Yes, a very sad situation but not uncommon for independent designers. My Asylum Coat is the only design that’s been ripped off and mass-produced in China, and unfortunately I didn’t (and still don’t) have the resources to legally tackle the guilty company. I decided at the time to buy the fake jacket and compare it to my own in a video. It explained the cost of ethical, conscious fashion and the detriment rip-offs have on not just independent designers but the workers making the clothes who endure poor working conditions and nothing near a living wage. Turning a bad situation into an educational opportunity was very healing, and I’m at peace with the incident now. Until it happens again.
How long is the full process, from initial design to packaging? What’s it like? Have you developed any specific work habits that make things easier or improve quality?

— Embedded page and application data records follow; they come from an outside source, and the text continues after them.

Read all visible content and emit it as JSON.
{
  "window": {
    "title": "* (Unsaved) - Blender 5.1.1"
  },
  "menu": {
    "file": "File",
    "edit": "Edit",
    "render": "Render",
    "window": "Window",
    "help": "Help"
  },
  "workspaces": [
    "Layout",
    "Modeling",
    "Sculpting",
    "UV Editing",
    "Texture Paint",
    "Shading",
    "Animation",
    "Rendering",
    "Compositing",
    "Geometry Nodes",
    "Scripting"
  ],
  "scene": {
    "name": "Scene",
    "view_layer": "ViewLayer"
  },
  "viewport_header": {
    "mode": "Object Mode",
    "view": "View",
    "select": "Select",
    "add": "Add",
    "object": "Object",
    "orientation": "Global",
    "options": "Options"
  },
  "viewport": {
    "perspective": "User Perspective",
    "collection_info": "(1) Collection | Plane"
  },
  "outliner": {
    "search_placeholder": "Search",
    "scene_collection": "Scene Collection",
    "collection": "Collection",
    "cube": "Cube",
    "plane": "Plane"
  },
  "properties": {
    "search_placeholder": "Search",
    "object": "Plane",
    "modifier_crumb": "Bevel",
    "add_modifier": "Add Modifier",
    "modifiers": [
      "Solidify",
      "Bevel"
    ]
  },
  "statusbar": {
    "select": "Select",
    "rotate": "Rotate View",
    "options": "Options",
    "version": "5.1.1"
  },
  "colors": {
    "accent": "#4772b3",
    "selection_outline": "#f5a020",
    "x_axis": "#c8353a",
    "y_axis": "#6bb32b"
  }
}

Producing everything in-house means if I want to, the process of executing a new design can be remarkably quick compared to huge fashion houses. However, when it comes to manufacturing and presenting, that’s where we take the “slower” route. We have a fairly smooth operation with my studio assistant, Alex, cutting out orders as they come in, and my two seamstresses (a mother-daughter team) putting them together. Then there’s quality control to oversee and pressing, and finally packaging in our gift wrapping and recycled boxes, before I ship them out. The process takes around two to three weeks depending on how busy orders are. I’ve learned that customers don’t mind the wait—and in fact it infuses a sense of “made just for me” that I think adds value to the clothing.
Your models on social media are diverse, which sadly still seems to be rather uncommon in gothic fashion. Is intersectionality something you consciously focus on?
I’m glad you think so, however I think there’s still more to be done in this area. I realize as a brand, social media is where many people look for representation, and in gothic fashion it’s typically pale, white, slender women. Women of color, women of all sizes, and trans women are all a part of this community, and it’s my intention to do more to represent them moving forward.
Do you ever think about scaling up to wholesale? Does that interest you at all?
When I first started the brand, I thought wholesale was a measure of success as it was what people frequently asked me when they learned I had a label: “Where are you stocked?” I tried it for a while but it wasn’t sustainable, making piles of clothes for 40% of the retail price and sending them off to be sold elsewhere. It felt wrong to me and I eventually decided that wholesale wasn’t right for Sanctus, so for now you can only buy it on our website, where we can carefully oversee every step of the process. It’s amazing to have a direct connection with my customers and I intend to keep it that way. Eventually, I’d like to have a flagship store in London but only when the business is ready.